◆ **Activity**
Line by line, please look for the word "patch" in the following records, then copy each line you find it in.

[Saved entries]
◆ ◆ ◆ ◆

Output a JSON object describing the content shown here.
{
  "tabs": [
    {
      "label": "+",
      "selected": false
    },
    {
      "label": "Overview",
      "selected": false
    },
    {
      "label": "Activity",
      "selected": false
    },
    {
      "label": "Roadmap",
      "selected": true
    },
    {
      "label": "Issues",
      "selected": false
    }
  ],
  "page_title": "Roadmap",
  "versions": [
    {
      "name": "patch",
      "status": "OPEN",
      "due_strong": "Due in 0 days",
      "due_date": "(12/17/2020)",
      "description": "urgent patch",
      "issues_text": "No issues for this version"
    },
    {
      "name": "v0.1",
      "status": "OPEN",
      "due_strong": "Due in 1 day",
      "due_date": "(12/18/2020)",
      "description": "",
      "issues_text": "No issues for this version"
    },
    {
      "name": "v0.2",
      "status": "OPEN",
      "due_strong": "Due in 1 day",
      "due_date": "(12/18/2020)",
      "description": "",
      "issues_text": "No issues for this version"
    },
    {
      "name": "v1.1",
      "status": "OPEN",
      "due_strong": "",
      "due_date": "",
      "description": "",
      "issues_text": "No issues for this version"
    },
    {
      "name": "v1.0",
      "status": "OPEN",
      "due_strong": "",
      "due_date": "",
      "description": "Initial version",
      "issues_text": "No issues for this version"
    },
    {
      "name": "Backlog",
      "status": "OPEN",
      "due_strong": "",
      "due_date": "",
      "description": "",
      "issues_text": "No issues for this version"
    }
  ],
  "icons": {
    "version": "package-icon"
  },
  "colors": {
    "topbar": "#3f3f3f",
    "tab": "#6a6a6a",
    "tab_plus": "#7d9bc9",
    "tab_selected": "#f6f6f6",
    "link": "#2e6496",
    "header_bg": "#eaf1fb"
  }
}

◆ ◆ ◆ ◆

◆ **Result for this exercise**
      "name": "patch",
      "description": "urgent patch",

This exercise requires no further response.